Brian Goetz shares his thoughts on the (recurring) idea of removing checked exceptions from the Java language in a future version, because they tend to make code too ugly to read or are just considered a "failed experiment".
I personally count myself to the faction of people in favor of checked exceptions, because I believe they can certainly make people think more about error handling than they usually tend to. It may be harsh to say that, but in my opinion people - developers maybe even more - somethimes need to be forced to do unpleasant things. Of course checked exceptions can be a pain in the neck when you need to create e. g. Runnables, however in those cases you can still resort to throw an unchecked one . While this is a somewhat ugly technique you nevertheless are forced to think about error handling.
I suggest reading his proposals on what could be done to ease the symptoms. I mostly agree with the 2nd group of people and like the idea of having closures to better encapsulate all sorts of resource management hassles. Groovy has some nice examples of this, e. g. reading from a file and implicitly having all the boilerplate taken care of. To get some background on closures in Java, have look at the closures related posts on Neal Gafter's blog.
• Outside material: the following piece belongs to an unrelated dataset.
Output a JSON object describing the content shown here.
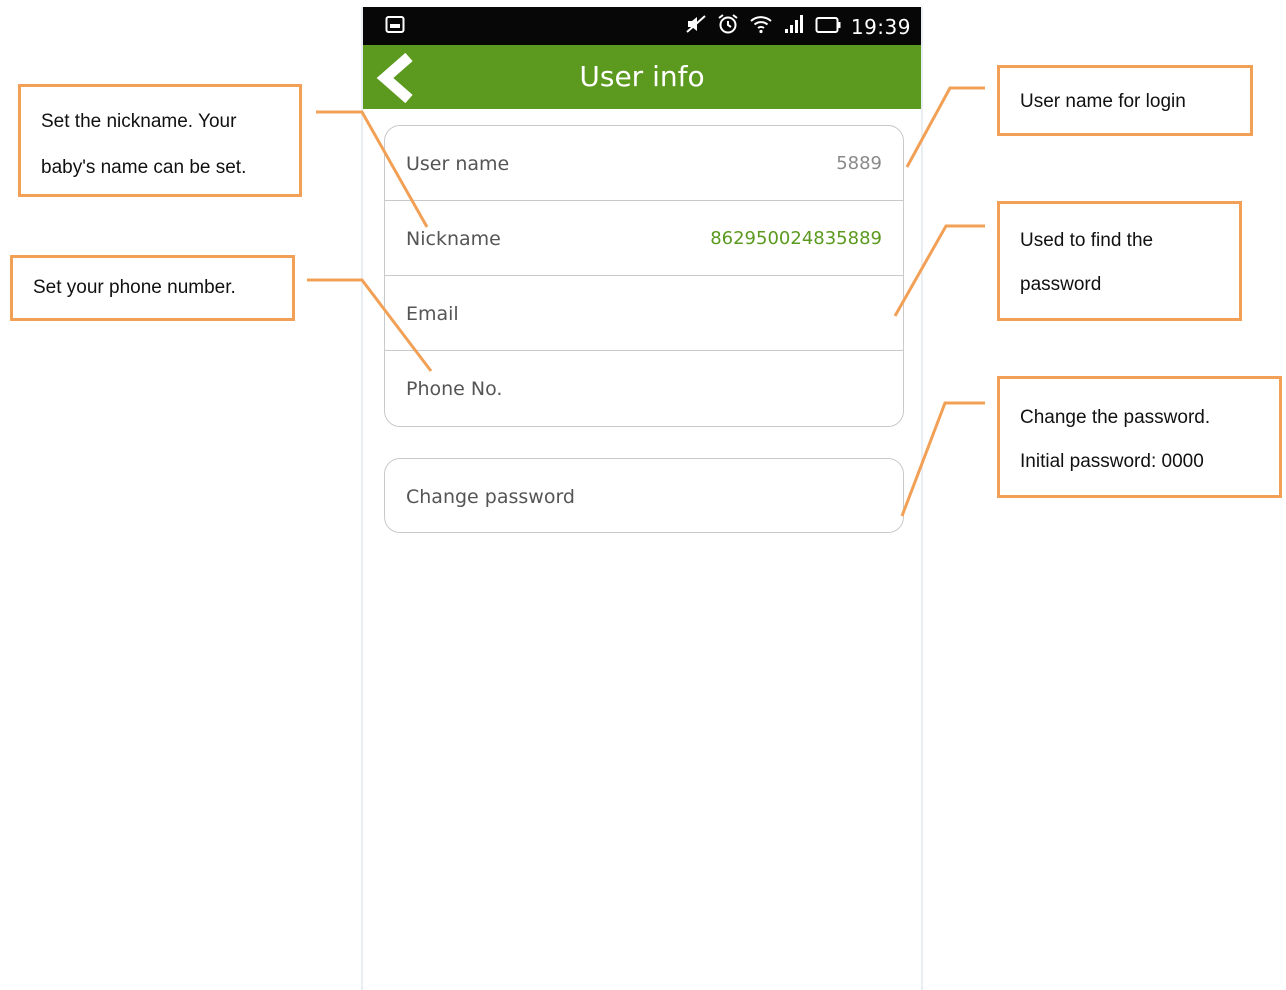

Concerning (checked) exceptions in general you might want to have a look (or better an ear) to an interview with Anders Hejlsberg - the principal mind behind Delphi and more recently .NET's C# language. You can find it in a series called "Thinking in Code" on Bruce Eckel's blog.